It’s not long after the holiday decorations have been put away and New Years resolutions committed that we experience a flood of pink and red, hearts and arrows, and more candy than we can handle. Yes friends, it’s Valentine’s Day season. Regardless of your affinity for the holiday, you can’t deny that the tradition has permeated our culture, starting from childhood. Raise your hand if you remember Valentine card swap at school.
Growing up, girls encounter an array of media messages about love and affection — what it looks like and what it means. Unfortunately, many of these messages aren’t very beneficial to youth development nor do they support the development of healthy relationships. You only have to look at some of our beloved sayings, songs, and scenarios to find some seemingly harmless yet potentially problematic definitions of “love.”
Madly/Crazy/Hopelessly in Love
Blinded by Love
You Complete Me
You are My Everything
Love Means Never Having to Say Your Sorry
My World Revolves Around You
I Can’t Live Without You
I’ll Never Let You Go
At Girls Inc., girls learn how to recognize healthy and unhealthy relationships. A healthy relationship is one in which you are respected and valued, feel comfortable expressing and being yourself; where you have the freedom to decide your boundaries, and where you feel safe and secure.
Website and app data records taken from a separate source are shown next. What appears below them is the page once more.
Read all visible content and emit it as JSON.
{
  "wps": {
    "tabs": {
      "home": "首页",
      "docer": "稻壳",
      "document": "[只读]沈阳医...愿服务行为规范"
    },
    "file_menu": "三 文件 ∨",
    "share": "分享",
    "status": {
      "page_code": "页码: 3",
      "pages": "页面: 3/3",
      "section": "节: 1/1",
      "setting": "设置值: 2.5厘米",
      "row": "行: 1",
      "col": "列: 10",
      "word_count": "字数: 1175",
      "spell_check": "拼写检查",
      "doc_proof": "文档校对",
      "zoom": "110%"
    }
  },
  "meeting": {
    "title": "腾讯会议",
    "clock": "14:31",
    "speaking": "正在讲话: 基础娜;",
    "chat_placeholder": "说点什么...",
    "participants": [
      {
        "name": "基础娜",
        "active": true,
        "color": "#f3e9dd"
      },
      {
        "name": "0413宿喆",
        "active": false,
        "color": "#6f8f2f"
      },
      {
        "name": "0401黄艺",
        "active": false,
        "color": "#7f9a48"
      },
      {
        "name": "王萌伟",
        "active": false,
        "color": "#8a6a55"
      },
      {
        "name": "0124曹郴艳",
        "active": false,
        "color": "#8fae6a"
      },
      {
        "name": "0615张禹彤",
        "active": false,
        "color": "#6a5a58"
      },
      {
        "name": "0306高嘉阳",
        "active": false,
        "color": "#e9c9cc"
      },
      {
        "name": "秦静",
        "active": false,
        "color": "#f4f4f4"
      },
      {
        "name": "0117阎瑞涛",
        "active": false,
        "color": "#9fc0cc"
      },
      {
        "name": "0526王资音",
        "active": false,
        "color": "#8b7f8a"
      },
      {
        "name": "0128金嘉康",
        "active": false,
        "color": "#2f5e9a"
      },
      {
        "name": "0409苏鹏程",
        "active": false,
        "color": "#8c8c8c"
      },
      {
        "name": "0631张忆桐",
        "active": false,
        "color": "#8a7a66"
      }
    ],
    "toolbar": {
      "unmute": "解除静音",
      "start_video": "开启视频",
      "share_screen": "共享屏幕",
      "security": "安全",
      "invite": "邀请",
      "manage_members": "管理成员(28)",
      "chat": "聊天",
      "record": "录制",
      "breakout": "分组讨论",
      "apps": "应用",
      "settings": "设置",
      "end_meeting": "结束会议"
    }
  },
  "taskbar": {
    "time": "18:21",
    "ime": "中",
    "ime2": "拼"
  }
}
The ability to understand what makes for a healthy relationship and to maintain such relationships is critical to every girl’s capacity to build her self-esteem and grow into her fullest potential.
The fact is, the media messages girls consume– whether from television, film, or marketing campaigns, have a profound impact on their social and emotional development. That’s why media literacy is a valuable skill that girls build at Girls Inc. Girls critically examine what they see and hear, decide the value and worth of the messages, and determine how they can make positives changes around them.
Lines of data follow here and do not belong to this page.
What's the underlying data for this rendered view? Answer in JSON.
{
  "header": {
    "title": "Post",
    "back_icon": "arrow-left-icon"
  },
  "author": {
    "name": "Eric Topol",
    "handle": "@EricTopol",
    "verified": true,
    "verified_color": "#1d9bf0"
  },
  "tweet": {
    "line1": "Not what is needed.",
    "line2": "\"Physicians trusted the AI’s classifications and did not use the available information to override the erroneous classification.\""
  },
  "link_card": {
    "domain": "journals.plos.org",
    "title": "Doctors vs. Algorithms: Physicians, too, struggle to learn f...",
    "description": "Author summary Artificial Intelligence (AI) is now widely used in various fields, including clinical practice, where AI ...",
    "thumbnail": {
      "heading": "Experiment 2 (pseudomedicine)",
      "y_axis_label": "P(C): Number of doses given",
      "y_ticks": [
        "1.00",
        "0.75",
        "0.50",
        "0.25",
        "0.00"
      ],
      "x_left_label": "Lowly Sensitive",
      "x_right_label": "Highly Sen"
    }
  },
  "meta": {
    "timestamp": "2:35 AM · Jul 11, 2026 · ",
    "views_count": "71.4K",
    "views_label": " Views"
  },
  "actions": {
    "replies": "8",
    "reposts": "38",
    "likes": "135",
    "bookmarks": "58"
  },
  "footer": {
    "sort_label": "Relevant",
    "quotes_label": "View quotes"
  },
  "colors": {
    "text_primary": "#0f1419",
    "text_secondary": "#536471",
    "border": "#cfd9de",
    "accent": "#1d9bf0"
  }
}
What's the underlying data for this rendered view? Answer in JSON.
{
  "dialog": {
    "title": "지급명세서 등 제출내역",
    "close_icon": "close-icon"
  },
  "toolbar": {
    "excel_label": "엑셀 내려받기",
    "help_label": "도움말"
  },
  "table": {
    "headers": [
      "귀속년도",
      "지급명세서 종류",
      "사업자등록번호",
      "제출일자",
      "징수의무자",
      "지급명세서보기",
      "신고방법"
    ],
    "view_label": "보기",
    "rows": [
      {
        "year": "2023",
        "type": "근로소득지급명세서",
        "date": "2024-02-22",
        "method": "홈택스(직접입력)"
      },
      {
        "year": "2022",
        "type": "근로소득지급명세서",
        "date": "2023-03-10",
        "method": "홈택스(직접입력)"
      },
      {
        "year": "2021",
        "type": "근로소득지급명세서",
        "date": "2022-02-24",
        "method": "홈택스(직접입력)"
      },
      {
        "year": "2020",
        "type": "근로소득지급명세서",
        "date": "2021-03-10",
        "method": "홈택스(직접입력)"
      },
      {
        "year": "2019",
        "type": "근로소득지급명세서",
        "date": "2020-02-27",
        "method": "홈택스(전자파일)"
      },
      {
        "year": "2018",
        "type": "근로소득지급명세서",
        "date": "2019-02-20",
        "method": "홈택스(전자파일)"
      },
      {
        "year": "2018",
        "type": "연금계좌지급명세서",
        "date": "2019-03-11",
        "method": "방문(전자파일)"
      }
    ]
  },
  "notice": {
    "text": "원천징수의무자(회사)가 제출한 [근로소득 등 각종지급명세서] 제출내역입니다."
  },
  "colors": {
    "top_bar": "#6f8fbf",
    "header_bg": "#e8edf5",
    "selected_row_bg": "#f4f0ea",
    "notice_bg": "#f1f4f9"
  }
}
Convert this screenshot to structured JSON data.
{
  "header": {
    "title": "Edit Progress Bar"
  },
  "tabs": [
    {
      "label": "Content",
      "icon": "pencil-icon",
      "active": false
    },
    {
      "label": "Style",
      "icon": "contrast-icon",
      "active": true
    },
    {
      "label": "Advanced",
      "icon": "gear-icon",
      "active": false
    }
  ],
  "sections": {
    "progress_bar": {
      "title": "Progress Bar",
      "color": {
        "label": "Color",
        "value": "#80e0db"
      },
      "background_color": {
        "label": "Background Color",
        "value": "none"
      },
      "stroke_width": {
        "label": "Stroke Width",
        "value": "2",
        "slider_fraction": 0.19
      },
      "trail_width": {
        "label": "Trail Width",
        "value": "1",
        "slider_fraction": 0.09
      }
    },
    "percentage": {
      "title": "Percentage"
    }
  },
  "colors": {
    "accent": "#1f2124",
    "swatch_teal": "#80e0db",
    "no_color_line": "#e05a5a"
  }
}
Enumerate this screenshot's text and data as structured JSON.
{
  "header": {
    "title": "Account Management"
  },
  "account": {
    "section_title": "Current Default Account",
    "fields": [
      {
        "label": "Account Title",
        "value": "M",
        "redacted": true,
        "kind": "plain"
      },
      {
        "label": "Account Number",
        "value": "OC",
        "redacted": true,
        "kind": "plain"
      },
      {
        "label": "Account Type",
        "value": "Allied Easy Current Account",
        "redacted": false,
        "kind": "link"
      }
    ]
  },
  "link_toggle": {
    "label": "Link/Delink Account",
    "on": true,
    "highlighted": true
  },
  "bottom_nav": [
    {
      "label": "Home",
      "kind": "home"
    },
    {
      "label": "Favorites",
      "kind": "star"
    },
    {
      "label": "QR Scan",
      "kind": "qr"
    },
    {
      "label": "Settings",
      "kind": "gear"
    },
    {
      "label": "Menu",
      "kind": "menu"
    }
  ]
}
Girls need a community of support to grow up healthy and thrive. Talk to the girls in your life about love, respect, and healthy relationships. And be open to what they have to say. Ask them about the messages they receive, and point out harmful attitudes and unhealthy behaviors when you see them onscreen or online.
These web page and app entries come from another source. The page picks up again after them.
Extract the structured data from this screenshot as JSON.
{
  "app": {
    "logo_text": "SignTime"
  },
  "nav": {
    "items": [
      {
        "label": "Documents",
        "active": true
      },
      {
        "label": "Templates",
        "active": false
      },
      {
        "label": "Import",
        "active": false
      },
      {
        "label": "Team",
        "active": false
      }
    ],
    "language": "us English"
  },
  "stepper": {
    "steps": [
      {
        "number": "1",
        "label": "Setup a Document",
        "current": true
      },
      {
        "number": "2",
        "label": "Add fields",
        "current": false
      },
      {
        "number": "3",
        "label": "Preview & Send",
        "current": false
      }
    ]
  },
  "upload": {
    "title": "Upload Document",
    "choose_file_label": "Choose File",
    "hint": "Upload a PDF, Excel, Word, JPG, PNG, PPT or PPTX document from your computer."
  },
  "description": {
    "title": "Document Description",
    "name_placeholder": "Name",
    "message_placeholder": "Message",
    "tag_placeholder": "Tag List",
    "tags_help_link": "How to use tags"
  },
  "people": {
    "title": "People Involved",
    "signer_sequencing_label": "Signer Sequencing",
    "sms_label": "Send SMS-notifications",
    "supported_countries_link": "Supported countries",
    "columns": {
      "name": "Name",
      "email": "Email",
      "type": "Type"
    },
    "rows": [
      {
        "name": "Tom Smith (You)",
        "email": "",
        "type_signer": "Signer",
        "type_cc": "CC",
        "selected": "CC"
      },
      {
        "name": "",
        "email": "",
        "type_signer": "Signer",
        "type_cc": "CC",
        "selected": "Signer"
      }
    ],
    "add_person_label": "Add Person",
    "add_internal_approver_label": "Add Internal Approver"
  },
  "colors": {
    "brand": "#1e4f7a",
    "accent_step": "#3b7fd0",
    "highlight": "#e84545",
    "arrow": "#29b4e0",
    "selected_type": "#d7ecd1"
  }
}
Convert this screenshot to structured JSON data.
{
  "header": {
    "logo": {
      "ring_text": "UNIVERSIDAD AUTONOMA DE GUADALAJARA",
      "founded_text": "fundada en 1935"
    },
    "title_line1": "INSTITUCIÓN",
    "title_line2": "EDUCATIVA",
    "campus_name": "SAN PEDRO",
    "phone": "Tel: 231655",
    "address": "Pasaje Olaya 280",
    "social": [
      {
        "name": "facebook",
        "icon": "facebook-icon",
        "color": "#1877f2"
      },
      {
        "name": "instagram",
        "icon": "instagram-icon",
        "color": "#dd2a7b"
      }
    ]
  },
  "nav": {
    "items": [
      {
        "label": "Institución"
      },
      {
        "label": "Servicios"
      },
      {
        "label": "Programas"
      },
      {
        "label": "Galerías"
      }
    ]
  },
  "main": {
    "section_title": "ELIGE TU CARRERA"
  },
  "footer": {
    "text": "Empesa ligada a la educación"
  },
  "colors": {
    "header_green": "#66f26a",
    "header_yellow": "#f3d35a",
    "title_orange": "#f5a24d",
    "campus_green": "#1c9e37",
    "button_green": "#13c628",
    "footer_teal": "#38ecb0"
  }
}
Together, we can empower girls to discover their own values and make informed decisions about their health, relationships, and futures.
Healthy Relationship Resources for Adults and Youth